With all the flooding in the Midwest in recent weeks, I recalled this photo of a flood in Rondout, circa 1938.
It's a striking image with the steam engine barreling through the floodwaters and an unidentified man in coveralls holding his dog.
The tiny, unincorporated Rondout is located between Knollwood and Libertyville along Route 176. It grew around the railroad lines that passed through it and was originally an agricultural area known as Sulphur Glen. It was supposedly renamed Rondout when a business from Rondout, New York considered moving there.
The site is famous for the largest train robbery in U.S. history which occurred there on the night of June 12, 1924. Chicago gangsters, including the Newton Boys out of Texas, stopped a U.S. postal train on the Chicago, Milwaukee and St. Paul Railroad and stole an estimated $3 million in cash, bonds and jewelry. The crime was master-minded from the inside by U.S. postal inspector, William Fahy.
Gang members (minus Fahy) boarded the train wearing gas masks and carrying revolvers at the Buckley Road crossing near Rondout. During the hold-up one of the gang, J.H. Wayne, was shot by another gang member when he was mistaken for part of the train crew. The injured man was seen in Chicago and reported to authorities.

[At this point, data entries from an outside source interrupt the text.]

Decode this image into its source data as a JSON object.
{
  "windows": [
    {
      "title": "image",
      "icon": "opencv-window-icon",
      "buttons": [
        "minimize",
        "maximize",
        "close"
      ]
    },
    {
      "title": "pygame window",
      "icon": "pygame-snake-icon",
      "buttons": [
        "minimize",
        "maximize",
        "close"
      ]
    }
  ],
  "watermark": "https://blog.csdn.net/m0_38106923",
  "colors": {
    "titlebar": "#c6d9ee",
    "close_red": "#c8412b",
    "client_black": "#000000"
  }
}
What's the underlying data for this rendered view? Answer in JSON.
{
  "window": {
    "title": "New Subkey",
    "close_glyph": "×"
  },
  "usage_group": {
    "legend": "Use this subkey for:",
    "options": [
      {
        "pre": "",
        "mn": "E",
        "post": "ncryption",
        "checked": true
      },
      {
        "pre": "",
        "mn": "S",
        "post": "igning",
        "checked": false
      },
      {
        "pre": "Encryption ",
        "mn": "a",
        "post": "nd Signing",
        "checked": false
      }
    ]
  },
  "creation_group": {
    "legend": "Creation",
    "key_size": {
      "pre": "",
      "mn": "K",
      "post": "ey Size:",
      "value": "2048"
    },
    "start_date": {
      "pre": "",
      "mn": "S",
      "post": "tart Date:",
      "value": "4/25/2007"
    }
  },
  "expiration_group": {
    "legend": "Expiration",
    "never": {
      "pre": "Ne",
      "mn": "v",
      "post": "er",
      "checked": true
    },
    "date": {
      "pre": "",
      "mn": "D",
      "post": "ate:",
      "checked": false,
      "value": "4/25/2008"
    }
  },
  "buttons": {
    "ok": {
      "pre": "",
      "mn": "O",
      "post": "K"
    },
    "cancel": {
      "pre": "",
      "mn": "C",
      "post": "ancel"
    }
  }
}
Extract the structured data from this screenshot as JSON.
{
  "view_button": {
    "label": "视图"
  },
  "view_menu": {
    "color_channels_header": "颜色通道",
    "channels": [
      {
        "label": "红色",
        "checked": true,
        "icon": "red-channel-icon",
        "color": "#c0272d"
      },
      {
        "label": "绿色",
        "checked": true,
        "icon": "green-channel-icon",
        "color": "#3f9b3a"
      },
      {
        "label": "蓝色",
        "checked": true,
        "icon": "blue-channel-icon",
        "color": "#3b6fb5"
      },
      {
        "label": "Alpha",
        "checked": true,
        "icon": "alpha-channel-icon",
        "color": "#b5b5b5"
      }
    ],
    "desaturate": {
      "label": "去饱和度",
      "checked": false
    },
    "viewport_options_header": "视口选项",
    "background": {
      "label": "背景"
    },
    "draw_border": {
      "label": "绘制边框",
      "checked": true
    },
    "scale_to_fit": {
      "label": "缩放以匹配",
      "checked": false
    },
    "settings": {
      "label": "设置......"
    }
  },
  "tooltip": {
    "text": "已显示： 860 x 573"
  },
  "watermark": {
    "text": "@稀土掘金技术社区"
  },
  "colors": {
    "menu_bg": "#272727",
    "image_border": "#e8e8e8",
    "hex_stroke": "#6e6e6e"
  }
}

Headlines for June 15 from the Chicago Tribune read “Dying Man Gives Clew [sic] to Mail Robbers and Loot.” Within a few days most of the gang were arrested, and by August, Fahy was arrested, too. All were found guilty and sentenced from three to twenty-five years in prison.
To this day, more than $1 million has never been recovered.